Using shot attempts and scoring chances as an expected proxy for driving offense and preventing goals is all well and good, but where does Yandle actually compare to these guys in those departments?
Yandle finds himself roughly in the middle of the pack here (lines on the charts denote 0 for relative metrics, and the average of the data set for y-axis goal based values). And, before you go using that top chart as fuel for the fire that Doughty is better than Karlsson, remember that raw goal numbers are heavily goalie and team biased.
In the primary points (goals plus primary assists) department, Yandle trails these guys in the 5v5 realm, but a lot of his usefulness to teams is on the power play.
The all situations chart is key here. Understanding that a lot of the focus of advanced statistics investigation comes 5v5, with a player like Yandle, we cannot ignore what he brings to the table for his teams 5v4.
Comparing Yandle to the elite is all well and good, but what about the players who share similarities to Yandle? Using the methodology from how we can go about predicting players futures [with some changes to cater to defensemen instead of forwards], we can get a list of similar player seasons to Yandle's 2015-2016 campaign. Those players are (along with their similarity score out of 100, and the season in which they compare to Yandle this season)...

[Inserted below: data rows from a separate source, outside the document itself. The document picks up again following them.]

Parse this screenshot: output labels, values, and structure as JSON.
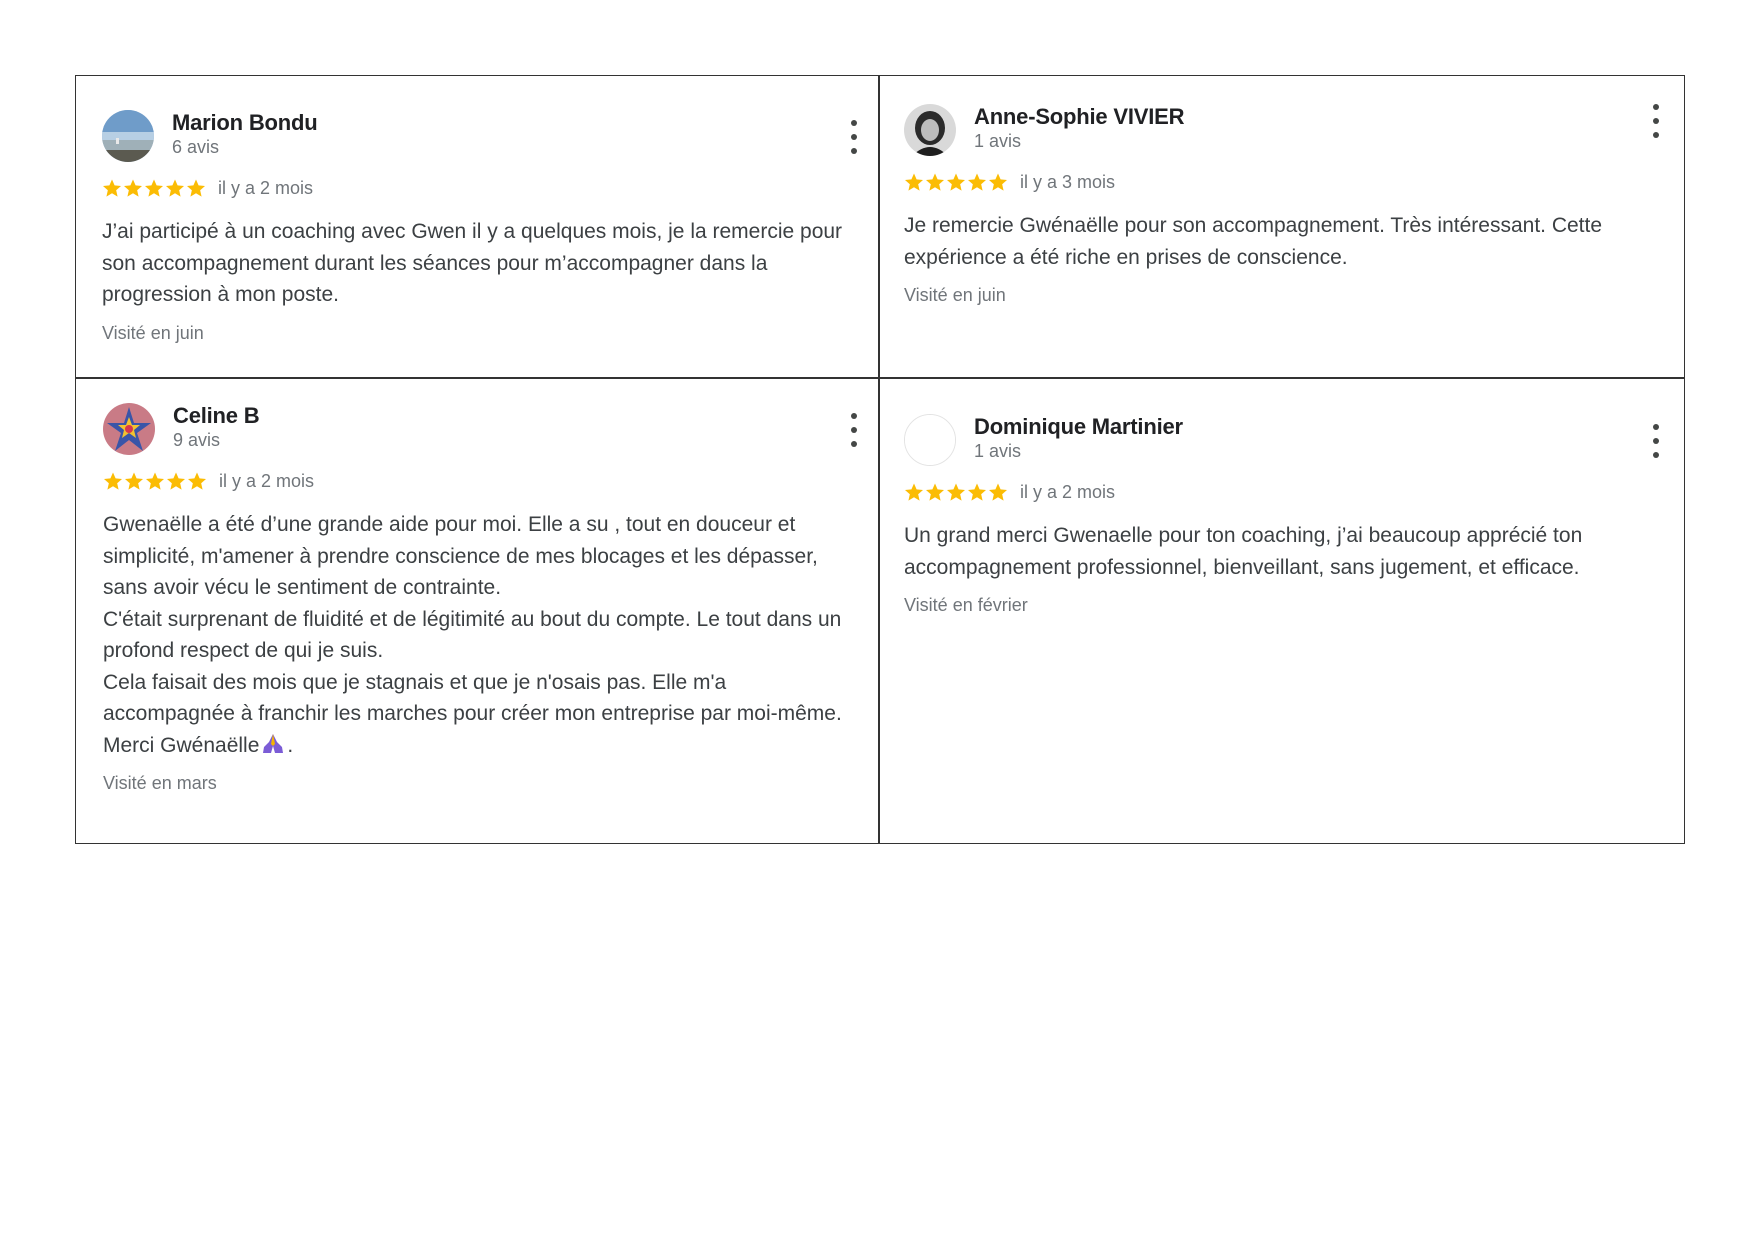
{
  "reviews": [
    {
      "name": "Marion Bondu",
      "count": "6 avis",
      "rating": 5,
      "when": "il y a 2 mois",
      "paragraphs": [
        "J’ai participé à un coaching avec Gwen il y a quelques mois, je la remercie pour son accompagnement durant les séances pour m’accompagner dans la progression à mon poste."
      ],
      "visited": "Visité en juin",
      "avatar_icon": "beach-photo-avatar"
    },
    {
      "name": "Anne-Sophie VIVIER",
      "count": "1 avis",
      "rating": 5,
      "when": "il y a 3 mois",
      "paragraphs": [
        "Je remercie Gwénaëlle pour son accompagnement. Très intéressant. Cette expérience a été riche en prises de conscience."
      ],
      "visited": "Visité en juin",
      "avatar_icon": "portrait-photo-avatar"
    },
    {
      "name": "Celine B",
      "count": "9 avis",
      "rating": 5,
      "when": "il y a 2 mois",
      "paragraphs": [
        "Gwenaëlle a été d’une grande aide pour moi. Elle a su , tout en douceur et simplicité, m'amener à prendre conscience de mes blocages et les dépasser, sans avoir vécu le sentiment de contrainte.",
        "C'était surprenant de fluidité et de légitimité au bout du compte. Le tout dans un profond respect de qui je suis.",
        "Cela faisait des mois que je stagnais et que je n'osais pas. Elle m'a accompagnée à franchir les marches pour créer mon entreprise par moi-même."
      ],
      "closing": "Merci Gwénaëlle",
      "closing_end": ".",
      "visited": "Visité en mars",
      "avatar_icon": "mandala-avatar"
    },
    {
      "name": "Dominique Martinier",
      "count": "1 avis",
      "rating": 5,
      "when": "il y a 2 mois",
      "paragraphs": [
        "Un grand merci Gwenaelle pour ton coaching, j’ai beaucoup apprécié ton accompagnement professionnel, bienveillant, sans jugement, et efficace."
      ],
      "visited": "Visité en février",
      "avatar_icon": "blank-avatar"
    }
  ],
  "colors": {
    "star": "#fbbc04",
    "border": "#333333",
    "muted": "#70757a",
    "text": "#3c4043"
  },
  "icons": {
    "star": "star-icon",
    "more": "more-vert-icon",
    "pray": "folded-hands-emoji"
  }
}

Not sure how or why Shane O'Brien ended up on here, but hey, if the 'algorithm' says O'Brien should be there, I'm leaving him there.
For the sake of projecting the future, however, some cuts to this list had to be made. Since we are looking ahead, we can't rightfully use players whose season is similar to Yandle's being this season. On top of that, we needed players with enough future data to take a look down the line to what we may be able to expect from Yandle as he enters his thirties. Thus, from the list above, the focus was put on to Markov, Morris, Liles, Campbell, Keith, and Streit.

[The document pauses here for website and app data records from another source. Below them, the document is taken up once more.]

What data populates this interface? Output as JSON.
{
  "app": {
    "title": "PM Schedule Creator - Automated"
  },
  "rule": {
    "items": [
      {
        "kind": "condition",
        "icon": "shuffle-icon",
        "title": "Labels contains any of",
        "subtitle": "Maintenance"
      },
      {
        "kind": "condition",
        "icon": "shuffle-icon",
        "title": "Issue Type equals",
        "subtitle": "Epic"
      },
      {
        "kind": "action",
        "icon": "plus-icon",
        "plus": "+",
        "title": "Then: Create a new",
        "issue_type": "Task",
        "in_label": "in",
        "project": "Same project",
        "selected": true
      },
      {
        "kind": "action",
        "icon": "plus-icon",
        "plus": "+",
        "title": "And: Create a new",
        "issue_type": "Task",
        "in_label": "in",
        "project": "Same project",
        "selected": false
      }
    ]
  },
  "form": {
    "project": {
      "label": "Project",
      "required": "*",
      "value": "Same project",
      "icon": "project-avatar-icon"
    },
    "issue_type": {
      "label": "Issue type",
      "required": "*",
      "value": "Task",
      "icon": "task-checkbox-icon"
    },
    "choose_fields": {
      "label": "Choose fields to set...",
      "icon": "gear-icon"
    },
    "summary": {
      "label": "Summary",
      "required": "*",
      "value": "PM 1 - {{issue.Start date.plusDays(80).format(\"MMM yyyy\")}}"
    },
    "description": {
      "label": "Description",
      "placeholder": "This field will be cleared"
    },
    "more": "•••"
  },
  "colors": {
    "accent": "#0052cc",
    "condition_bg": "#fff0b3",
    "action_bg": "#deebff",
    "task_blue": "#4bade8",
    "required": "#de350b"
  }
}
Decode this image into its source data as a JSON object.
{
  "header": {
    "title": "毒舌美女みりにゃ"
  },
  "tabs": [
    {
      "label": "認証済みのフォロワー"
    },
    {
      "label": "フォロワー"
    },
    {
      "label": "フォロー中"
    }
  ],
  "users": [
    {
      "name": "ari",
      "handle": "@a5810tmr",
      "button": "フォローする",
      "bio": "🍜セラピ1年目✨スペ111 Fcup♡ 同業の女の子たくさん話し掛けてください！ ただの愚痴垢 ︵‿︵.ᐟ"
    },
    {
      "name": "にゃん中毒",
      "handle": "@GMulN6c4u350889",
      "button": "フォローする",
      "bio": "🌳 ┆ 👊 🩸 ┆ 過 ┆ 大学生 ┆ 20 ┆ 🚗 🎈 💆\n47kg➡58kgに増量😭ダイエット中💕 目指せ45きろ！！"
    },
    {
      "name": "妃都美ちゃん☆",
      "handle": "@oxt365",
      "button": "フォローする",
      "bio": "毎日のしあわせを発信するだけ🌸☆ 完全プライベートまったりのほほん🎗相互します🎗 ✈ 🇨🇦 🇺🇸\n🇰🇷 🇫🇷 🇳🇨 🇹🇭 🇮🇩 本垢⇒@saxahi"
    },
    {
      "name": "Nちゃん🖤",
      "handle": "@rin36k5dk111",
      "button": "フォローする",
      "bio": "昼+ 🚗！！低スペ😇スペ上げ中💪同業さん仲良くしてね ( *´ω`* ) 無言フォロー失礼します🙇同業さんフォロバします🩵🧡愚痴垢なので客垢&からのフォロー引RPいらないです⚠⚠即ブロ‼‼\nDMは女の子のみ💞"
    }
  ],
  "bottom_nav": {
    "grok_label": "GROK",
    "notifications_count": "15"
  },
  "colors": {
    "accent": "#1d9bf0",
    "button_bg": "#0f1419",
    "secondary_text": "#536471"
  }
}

The first step here after gaining this list of similar players was to map out how their careers looked in terms of 5v5 point production, paced over 82 games.
We can see that roughly past age 30, a lot of these guys tended to hover around the 20 point mark in terms of 5v5 play. If you're thinking like me, you're thinking that's really not that many points. I agree. Last season, 35 d-men would go on to record over 20 points 5v5, and only 5 of those d-men were 30 or older (Wideman, Daley, Giordano, Keith, Streit). With that in mind, these numbers actually make a bit of sense.
Some of these guys also found themselves getting paid on the UFA market. Here, we can see their AAV mapped over time
Finally, if we add all these data points to the same chart, and add a smoothed line on top of it, we can see where the expected AAV per season is.
Truth is, despite that they aren't normally near the top of the league in 5v5 scoring, GMs have not been shy about paying d-men entering the free agent market at age 30. Couple that with the fact that Yandle has had three very good years recently, stays healthy, and is helping carry the Rangers power play, he could be looking at a contract much closer to Campbell's than anyone else here.
Yandle also compares quite well to Duncan Keith, as we've seen, but I can't imagine a GM inking Yandle to a thirteen-year deal this off-season. In the first seven years of Keith's deal, perhaps one more year than Yandle will get, Keith's AAV is $7.536 million.
Is the Wade Redden 6 year, $39 million deal really that out of the question for Yandle? No way.
And, judging by the above, we can see that NHL GMs truly are not shy about throwing money at defensemen, again, especially those that can generate offense and log heavy minutes consistently.
A true shame for the Rangers that they currently have $11.2 million of cap dollars tied up in unmovable deals for d-men who probably don't deserve them at this point. But hey, that's the pain of the NMC.